Mr Wright On was named the 2004 Michigan Arabian of the Year marking the first year that the annual award has been presented to an Arabian. As a five-year-old horse, Mr Wright On recorded two wins, one second and one third out of four starts, earning $9,776. Mr Wright On is owned by Paul and Kathryn Smoke of Britton. His trainer is Dicky Benton of Sidney and his primary jockey in 2004 was Julie Fritz of Mount Pleasant. Mr Wright On was bred by Kathryn Kroll-Smoke of Britton. His sire is Monarch Ah and his dam is Sammora.
Horse racing remains an important part of Michigan's agriculture industry. According to the Office or Racing Commissioner, it provides over 26,000 related jobs and more than $1.2 billion in economic impact. The Annual Michigan Horse Council's International Stallion Expo and the naming of the Horses of the Year have become a true harbinger of Spring. Although the industry still faces many competitive challenges, events such as this one highlight the industry's impact on many people within our state and this influence deserves recognition and celebration. The Expo has become the event of the year in which this impact and influence is celebrated.
This year, over 20,000 people attended the three-day event. "It was excellent for the horse industry to get this widespread exposure," said Dominic Perrone, the Department of Agriculture spokesperson. "The ORC had four racehorses on exhibit at the Expo to promote the industry. All the horse organizations collaborated and they had one representative of each breed," noted Mr. Perrone.

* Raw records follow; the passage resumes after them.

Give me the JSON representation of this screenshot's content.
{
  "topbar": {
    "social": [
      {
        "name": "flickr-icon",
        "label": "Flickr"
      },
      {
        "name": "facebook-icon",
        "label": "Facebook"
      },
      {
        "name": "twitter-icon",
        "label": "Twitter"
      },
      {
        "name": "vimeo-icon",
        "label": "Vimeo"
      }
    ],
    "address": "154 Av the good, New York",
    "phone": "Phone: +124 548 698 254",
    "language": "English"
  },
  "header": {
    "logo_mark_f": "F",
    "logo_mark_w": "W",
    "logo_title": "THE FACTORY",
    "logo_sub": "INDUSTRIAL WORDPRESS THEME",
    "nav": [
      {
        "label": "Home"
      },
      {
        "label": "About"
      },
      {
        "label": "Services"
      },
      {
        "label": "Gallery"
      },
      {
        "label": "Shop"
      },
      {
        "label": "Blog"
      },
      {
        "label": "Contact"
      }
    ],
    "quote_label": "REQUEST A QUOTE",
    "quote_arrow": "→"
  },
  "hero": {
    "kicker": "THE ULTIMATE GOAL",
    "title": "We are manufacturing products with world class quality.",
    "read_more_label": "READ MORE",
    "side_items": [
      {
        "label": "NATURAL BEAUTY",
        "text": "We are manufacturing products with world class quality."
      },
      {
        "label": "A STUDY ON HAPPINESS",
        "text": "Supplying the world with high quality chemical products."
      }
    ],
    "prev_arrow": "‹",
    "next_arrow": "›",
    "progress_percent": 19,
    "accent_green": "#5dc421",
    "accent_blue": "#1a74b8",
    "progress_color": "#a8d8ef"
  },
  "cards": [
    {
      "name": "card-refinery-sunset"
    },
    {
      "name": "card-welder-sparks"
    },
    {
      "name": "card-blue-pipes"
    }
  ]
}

In addition to the Racing Commissioner, numerous state legislators, state park office natural resources administrators, and agricultural leaders attended the event, providing the industry with the opportunity to educate the public on the wide scope of the equine industry.

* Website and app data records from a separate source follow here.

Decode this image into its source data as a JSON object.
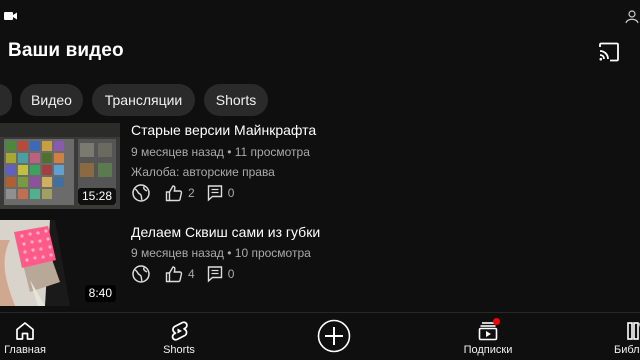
{
  "page": {
    "title": "Ваши видео"
  },
  "chips": [
    "Видео",
    "Трансляции",
    "Shorts"
  ],
  "videos": [
    {
      "title": "Старые версии Майнкрафта",
      "meta": "9 месяцев назад • 11 просмотра",
      "notice": "Жалоба: авторские права",
      "duration": "15:28",
      "likes": "2",
      "comments": "0"
    },
    {
      "title": "Делаем Сквиш сами из губки",
      "meta": "9 месяцев назад • 10 просмотра",
      "duration": "8:40",
      "likes": "4",
      "comments": "0"
    }
  ],
  "nav": {
    "home": "Главная",
    "shorts": "Shorts",
    "subscriptions": "Подписки",
    "library": "Библ"
  },
  "colors": {
    "background": "#0f0f0f",
    "chip": "#2a2a2a",
    "badge": "#ff0000",
    "secondary_text": "#aaaaaa"
  },
  "icons": [
    "video-camera-icon",
    "cast-icon",
    "globe-icon",
    "thumb-up-icon",
    "comment-icon",
    "home-icon",
    "shorts-icon",
    "add-circle-icon",
    "subscriptions-icon",
    "library-icon"
  ]
}
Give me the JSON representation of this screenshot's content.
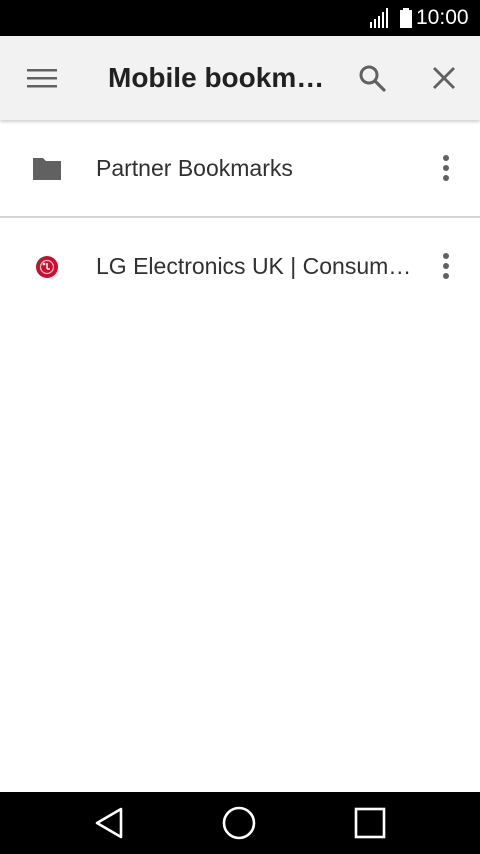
{
  "status_bar": {
    "time": "10:00",
    "icons": [
      "signal-icon",
      "battery-icon"
    ]
  },
  "toolbar": {
    "title": "Mobile bookm…",
    "icons": [
      "menu-icon",
      "search-icon",
      "close-icon"
    ]
  },
  "bookmarks": [
    {
      "label": "Partner Bookmarks",
      "icon": "folder-icon"
    },
    {
      "label": "LG Electronics UK | Consum…",
      "icon": "lg-favicon-icon"
    }
  ],
  "nav_bar": {
    "icons": [
      "back-icon",
      "home-icon",
      "recents-icon"
    ]
  },
  "colors": {
    "status_bar_bg": "#000000",
    "toolbar_bg": "#f2f2f2",
    "icon_gray": "#616161",
    "lg_red": "#c8102e"
  }
}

The rest of the gaming industry could learn a thing or two from the equine industry in this regard. Too often the direct and indirect jobs created as a result of the industry simply are not recognized. It is one thing to tell people that there are close to 18,000 people directly employed by the industry, with probably 30,000 more indirectly employed as a result. It means far more to have an event where they can view it first hand.